Rushing - 271 carries, 1,329 yards (fourth in the NFL)
Receiving - 69 catches 653 yards (both would have been third among running backs)

With those stats you can see how valuable Forte could potentially be to not only the Bears but fantasy owners, especially in PPR formats. The one knock against Forte is the lack of goal-line carries. Through 12 games last season, he only managed three rushing touchdowns, a number that isn't going to suddenly spike with the presence of Bush.

I discussed last week the possibility of BenJarvus Green-Ellis heading to another team, with Cincinnati being one of his suitors. After signing BJGE to a three-year deal, the Bengals have another prodder in a long line of similar running backs they've trotted out since Corey Dillon. While many will point to the fact that he's never lost a fumble in his 510 carries, he doesn't show a lot of upside. Even in the high powered Patriots' offense which saw a lot of dime and nickel packages, Green-Ellis only averaged 3.7 yards per carry and did not have a single run over 20 yards despite getting 181 carries. He should be viewed as a low-end No. 2 running back in most standard formats, based on the likely volume of work and his getting the goal line carries.

With Green-Ellis now out of New England, the Patriots will likely use their 2011 draft picks, Stevan Ridley and Shane Vereen as their primary ball carriers. Danny Woodhead will still be in the mix, but the two second-year pros will have more upside for the 2012 season. Both players battled injuries during their rookie season and Ridley was the only one to make an impact on the field (87 carries, 441 yards, 5.1 YPC). While last season's production will have most higher on Ridley than Vereen, keep in mind that Vereen (56th choice overall) was thought of much higher than Ridley (73rd overall) by the Patriots coming out of college. While the backfield will likely result in a committee in New England, this wouldn't be a bad opportunity to look for a handcuff given the explosive nature of the Patriots' offense.

It's been a roller coaster ride the last two weeks if you're a San Francisco fan.
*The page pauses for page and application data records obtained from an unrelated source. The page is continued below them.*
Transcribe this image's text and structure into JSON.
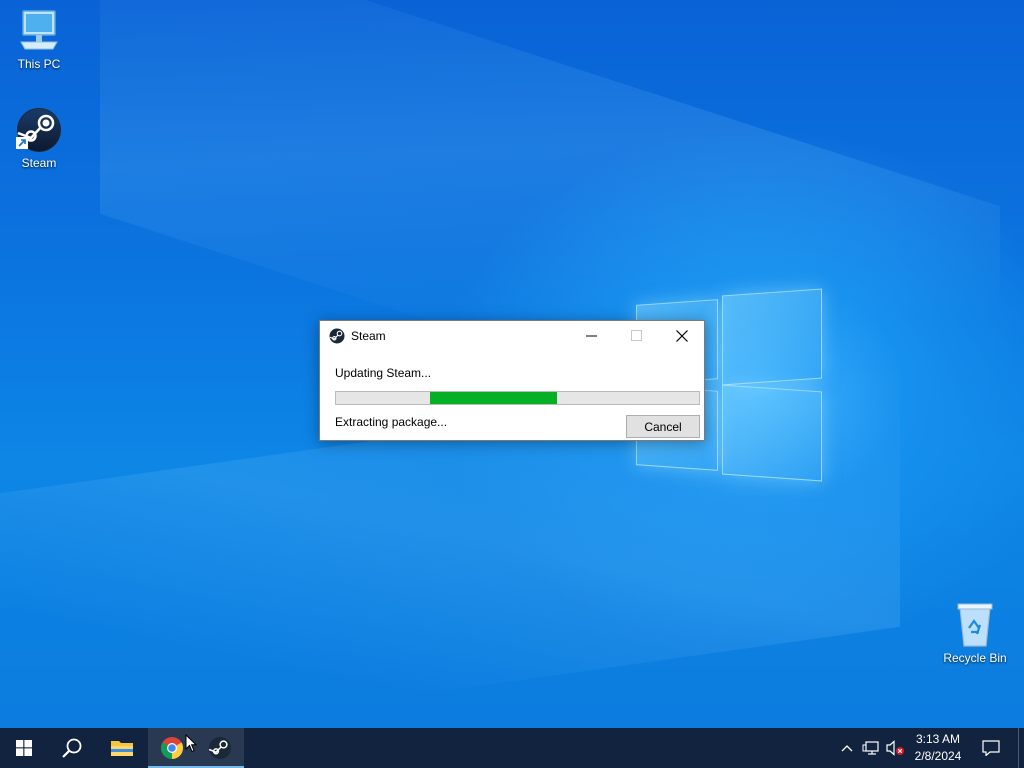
{
  "desktop": {
    "icons": [
      {
        "label": "This PC",
        "icon": "computer-icon"
      },
      {
        "label": "Steam",
        "icon": "steam-icon"
      },
      {
        "label": "Recycle Bin",
        "icon": "recycle-bin-icon"
      }
    ]
  },
  "dialog": {
    "title": "Steam",
    "status_text": "Updating Steam...",
    "detail_text": "Extracting package...",
    "cancel_label": "Cancel",
    "progress_color": "#06b025"
  },
  "taskbar": {
    "apps": [
      {
        "name": "Start",
        "icon": "windows-start-icon"
      },
      {
        "name": "Search",
        "icon": "search-icon"
      },
      {
        "name": "File Explorer",
        "icon": "folder-icon"
      },
      {
        "name": "Google Chrome",
        "icon": "chrome-icon"
      },
      {
        "name": "Steam",
        "icon": "steam-icon"
      }
    ],
    "tray": {
      "time": "3:13 AM",
      "date": "2/8/2024"
    }
  },
  "colors": {
    "desktop_accent": "#0b74df",
    "taskbar": "#121e34"
  }
}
After becoming a surprise entrant in the Peyton Manning sweepstakes and potentially being the Super Bowl favorite, a sigh of relief was in order after they re-signed Alex Smith to a three-year deal. Potentially losing Smith to a team like the Dolphins would have been seen as a disaster after it seemed like heading into the offseason that it was a forgone conclusion that he would re-sign. Somewhat under the radar was the Josh Johnson signing, something of a fit given his collegiate history with Jim Harbaugh at the University of San Diego. The signing has to bring into question how much faith the organization has in Colin Kaepernick, the 36th overall pick in the 2011 draft. Johnson (cousin of Marshawn Lynch) is only 18 months older than Kaepernick and has more experience in the league. The addition of Johnson could push Smith to take the next step in his development, but it could also mean a quicker hook if he were to struggle.

If there's a deep sleeper to keep an eye on for tight ends this season, it's James Casey. The Texans lost starting fullback Lawrence Vickers to Dallas in free agency so it's possible Casey could be the starter there. Throw in that Joel Dreessen has jumped ship to the Denver Broncos and with Houston running a lot of two-TE sets, more playing time could be available. Speaking of Dreessen, if he's the starting tight end in Denver, where would you rank him after Rob Gronkowski and Jimmy Graham? Top-5 overall, right? Keep an eye on Casey, who is a long shot to become fantasy relevant but someone to keep tabs on.